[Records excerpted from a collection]
______
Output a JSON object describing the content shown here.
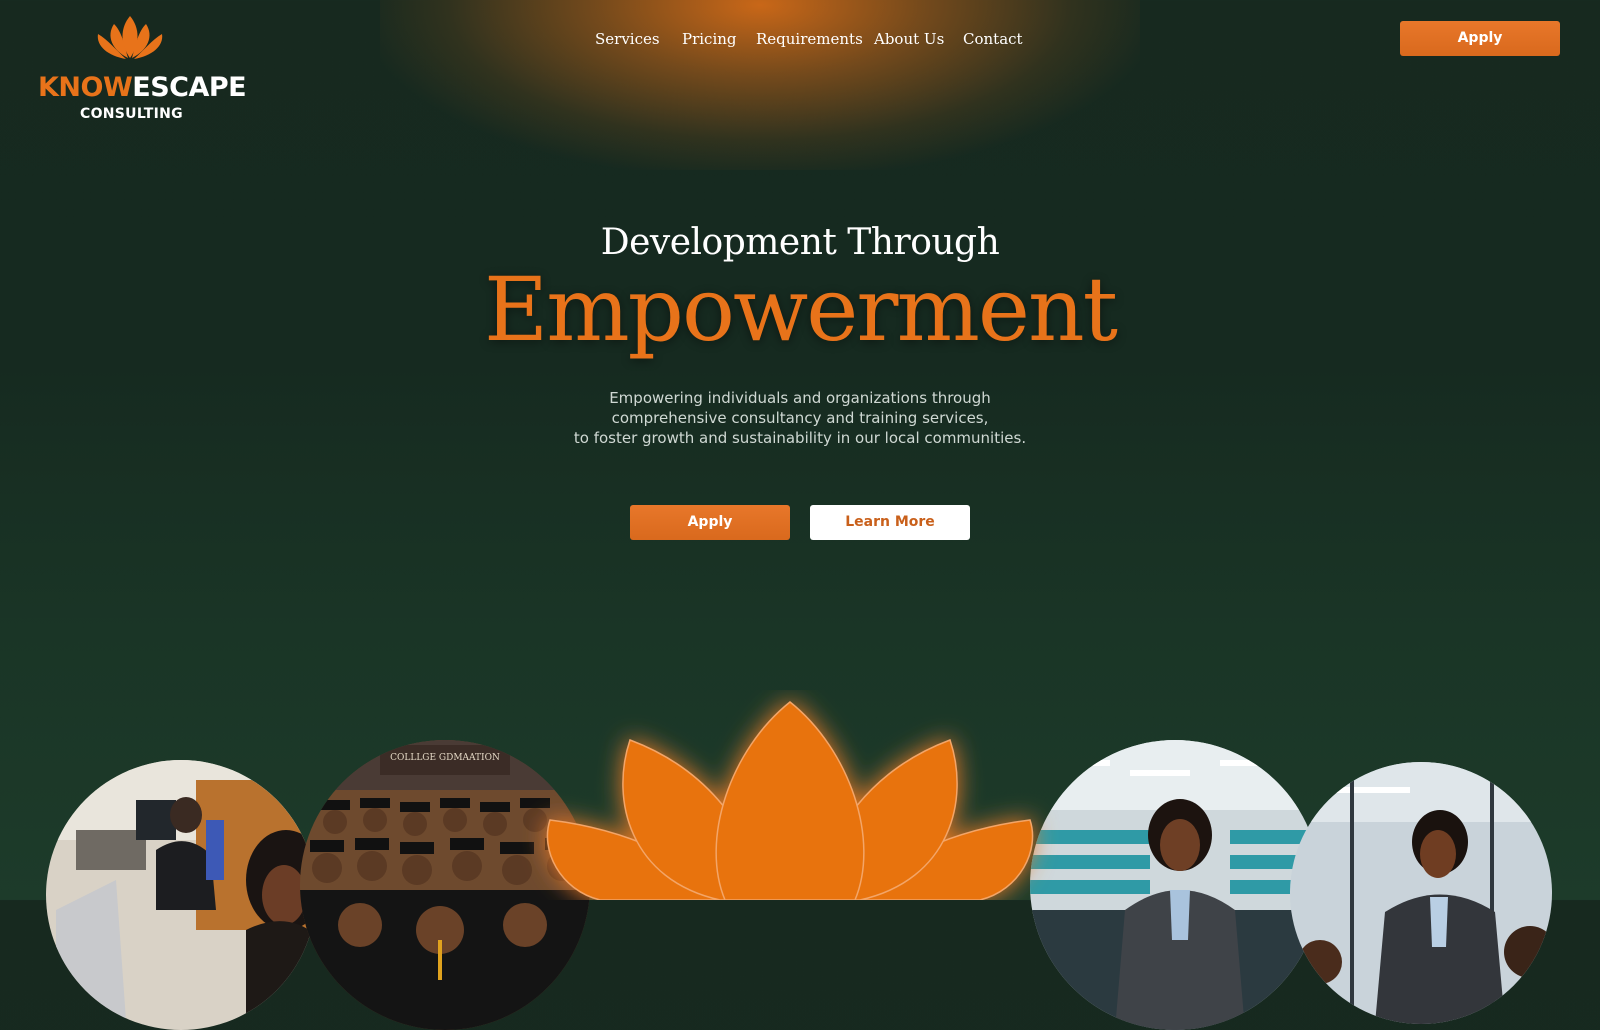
{
  "brand": {
    "name_part1": "KNOW",
    "name_part2": "ESCAPE",
    "subtitle": "CONSULTING",
    "icon": "lotus-icon",
    "colors": {
      "accent": "#e8731a",
      "background": "#17291f",
      "text": "#ffffff"
    }
  },
  "nav": {
    "items": [
      {
        "label": "Services"
      },
      {
        "label": "Pricing"
      },
      {
        "label": "Requirements"
      },
      {
        "label": "About Us"
      },
      {
        "label": "Contact"
      }
    ],
    "apply_label": "Apply"
  },
  "hero": {
    "heading_line1": "Development Through",
    "heading_line2": "Empowerment",
    "tagline_lines": [
      "Empowering individuals and organizations through",
      "comprehensive consultancy and training services,",
      "to foster growth and sustainability in our local communities."
    ],
    "apply_label": "Apply",
    "learn_more_label": "Learn More"
  },
  "photos": [
    {
      "name": "photo-students-laptop"
    },
    {
      "name": "photo-graduation-ceremony",
      "sign_text": "COLLLGE GDMAATION"
    },
    {
      "name": "photo-woman-office"
    },
    {
      "name": "photo-woman-suit"
    }
  ]
}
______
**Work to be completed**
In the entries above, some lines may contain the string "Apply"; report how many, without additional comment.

**Response box**
2